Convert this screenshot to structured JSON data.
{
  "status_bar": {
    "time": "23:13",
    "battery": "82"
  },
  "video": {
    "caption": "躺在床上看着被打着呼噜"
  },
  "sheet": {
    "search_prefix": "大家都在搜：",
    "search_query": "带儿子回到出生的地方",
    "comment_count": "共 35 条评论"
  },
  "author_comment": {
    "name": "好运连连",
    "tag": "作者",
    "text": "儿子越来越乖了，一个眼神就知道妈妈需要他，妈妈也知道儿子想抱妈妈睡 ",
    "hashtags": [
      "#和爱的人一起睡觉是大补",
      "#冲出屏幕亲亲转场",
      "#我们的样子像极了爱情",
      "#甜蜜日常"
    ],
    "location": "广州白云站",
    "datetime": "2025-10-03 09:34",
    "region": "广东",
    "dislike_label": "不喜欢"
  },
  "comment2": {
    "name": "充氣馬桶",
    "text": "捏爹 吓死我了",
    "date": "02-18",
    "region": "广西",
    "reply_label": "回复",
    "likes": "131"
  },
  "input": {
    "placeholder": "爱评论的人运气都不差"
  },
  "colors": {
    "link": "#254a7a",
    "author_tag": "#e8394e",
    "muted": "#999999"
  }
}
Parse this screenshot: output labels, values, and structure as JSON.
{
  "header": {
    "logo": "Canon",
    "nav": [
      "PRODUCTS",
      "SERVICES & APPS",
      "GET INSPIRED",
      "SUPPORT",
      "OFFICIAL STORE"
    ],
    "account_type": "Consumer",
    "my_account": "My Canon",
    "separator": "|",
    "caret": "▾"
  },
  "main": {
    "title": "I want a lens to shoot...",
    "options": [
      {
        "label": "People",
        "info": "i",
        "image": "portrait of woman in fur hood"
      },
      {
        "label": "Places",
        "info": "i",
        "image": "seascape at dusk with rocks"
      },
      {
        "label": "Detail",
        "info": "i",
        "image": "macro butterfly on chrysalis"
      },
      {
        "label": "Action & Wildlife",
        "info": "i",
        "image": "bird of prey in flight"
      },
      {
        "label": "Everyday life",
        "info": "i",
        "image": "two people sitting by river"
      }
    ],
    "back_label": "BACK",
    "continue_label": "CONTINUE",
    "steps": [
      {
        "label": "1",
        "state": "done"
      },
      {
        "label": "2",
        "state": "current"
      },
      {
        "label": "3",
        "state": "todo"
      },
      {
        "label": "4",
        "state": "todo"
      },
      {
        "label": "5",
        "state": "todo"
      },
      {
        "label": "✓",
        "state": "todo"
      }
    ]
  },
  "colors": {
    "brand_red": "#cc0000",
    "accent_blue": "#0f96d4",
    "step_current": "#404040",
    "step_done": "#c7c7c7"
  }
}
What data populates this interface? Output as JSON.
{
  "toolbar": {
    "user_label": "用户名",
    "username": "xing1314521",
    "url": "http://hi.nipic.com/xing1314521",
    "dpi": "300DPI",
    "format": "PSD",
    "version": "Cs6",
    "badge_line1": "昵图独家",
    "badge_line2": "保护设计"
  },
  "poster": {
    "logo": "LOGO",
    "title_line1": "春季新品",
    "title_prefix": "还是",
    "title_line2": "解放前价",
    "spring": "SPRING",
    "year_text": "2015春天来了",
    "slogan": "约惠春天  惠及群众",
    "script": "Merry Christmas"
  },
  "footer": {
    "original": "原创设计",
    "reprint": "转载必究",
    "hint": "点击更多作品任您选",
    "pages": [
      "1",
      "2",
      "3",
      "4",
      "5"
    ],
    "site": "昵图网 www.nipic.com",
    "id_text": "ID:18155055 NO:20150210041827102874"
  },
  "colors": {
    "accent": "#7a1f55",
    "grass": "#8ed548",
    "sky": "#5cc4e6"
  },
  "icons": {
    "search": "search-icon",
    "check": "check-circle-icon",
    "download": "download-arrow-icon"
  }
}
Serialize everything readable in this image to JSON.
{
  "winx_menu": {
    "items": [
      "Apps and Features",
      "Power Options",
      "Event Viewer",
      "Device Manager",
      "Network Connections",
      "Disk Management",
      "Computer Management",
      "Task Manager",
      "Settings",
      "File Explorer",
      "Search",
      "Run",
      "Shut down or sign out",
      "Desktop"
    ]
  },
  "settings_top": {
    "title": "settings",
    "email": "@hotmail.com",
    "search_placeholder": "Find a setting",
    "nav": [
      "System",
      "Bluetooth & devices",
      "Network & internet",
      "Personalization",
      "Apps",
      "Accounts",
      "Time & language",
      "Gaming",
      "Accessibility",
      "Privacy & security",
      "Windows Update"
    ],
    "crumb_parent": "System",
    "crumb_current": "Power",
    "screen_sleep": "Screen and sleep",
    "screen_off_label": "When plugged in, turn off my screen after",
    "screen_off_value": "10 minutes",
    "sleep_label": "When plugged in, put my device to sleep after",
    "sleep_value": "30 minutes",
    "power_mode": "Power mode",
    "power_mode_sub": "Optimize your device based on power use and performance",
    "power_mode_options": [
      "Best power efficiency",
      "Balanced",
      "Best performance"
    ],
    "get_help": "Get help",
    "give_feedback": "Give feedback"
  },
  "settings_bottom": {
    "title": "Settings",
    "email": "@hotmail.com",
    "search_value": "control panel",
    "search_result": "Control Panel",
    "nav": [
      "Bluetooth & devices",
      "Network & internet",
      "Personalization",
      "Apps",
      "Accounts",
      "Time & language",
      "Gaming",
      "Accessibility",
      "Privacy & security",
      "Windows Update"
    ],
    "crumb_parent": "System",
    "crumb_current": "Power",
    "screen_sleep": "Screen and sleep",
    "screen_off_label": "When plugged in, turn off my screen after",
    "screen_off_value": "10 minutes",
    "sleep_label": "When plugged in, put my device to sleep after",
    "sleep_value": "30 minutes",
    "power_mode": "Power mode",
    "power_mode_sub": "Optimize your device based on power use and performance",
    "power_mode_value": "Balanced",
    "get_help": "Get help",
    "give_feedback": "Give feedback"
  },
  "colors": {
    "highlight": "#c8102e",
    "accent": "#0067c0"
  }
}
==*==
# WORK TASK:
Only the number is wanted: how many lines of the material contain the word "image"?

# EXERCISE OUTPUT:
6